Segment Open
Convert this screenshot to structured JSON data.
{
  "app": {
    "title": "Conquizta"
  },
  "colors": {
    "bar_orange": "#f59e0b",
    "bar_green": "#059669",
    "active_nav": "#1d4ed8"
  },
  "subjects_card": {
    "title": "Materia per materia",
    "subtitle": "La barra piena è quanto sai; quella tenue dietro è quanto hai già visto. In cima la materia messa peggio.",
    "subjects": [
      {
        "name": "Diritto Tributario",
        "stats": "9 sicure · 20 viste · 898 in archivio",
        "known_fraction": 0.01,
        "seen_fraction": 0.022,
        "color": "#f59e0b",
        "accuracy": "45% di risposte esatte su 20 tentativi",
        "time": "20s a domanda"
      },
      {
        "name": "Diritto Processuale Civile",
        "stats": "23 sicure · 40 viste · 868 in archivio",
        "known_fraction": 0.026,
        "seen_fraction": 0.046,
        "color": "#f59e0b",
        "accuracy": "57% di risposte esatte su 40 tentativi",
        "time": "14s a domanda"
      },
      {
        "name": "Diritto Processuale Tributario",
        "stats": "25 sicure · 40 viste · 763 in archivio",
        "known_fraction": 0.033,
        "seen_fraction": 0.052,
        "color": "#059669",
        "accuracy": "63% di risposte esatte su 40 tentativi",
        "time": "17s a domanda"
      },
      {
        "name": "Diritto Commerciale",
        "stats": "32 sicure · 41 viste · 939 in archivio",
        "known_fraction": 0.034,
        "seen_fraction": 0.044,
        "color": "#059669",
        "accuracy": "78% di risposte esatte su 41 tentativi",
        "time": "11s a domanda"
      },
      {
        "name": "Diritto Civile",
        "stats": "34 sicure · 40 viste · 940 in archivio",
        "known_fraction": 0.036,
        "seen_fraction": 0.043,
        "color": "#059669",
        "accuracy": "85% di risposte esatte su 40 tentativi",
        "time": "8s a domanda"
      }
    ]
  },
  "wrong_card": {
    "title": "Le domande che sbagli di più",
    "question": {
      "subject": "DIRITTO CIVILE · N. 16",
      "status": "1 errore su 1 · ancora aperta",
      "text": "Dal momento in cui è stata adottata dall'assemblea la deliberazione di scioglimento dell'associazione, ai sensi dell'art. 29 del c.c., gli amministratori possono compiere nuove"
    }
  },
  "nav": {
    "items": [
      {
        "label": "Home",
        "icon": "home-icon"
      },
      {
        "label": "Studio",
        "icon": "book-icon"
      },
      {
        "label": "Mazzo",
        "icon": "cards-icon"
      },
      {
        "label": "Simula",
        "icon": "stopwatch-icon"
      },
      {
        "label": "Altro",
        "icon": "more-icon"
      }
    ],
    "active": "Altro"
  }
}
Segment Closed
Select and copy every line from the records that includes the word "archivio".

        "stats": "9 sicure · 20 viste · 898 in archivio",
        "stats": "23 sicure · 40 viste · 868 in archivio",
        "stats": "25 sicure · 40 viste · 763 in archivio",
        "stats": "32 sicure · 41 viste · 939 in archivio",
        "stats": "34 sicure · 40 viste · 940 in archivio",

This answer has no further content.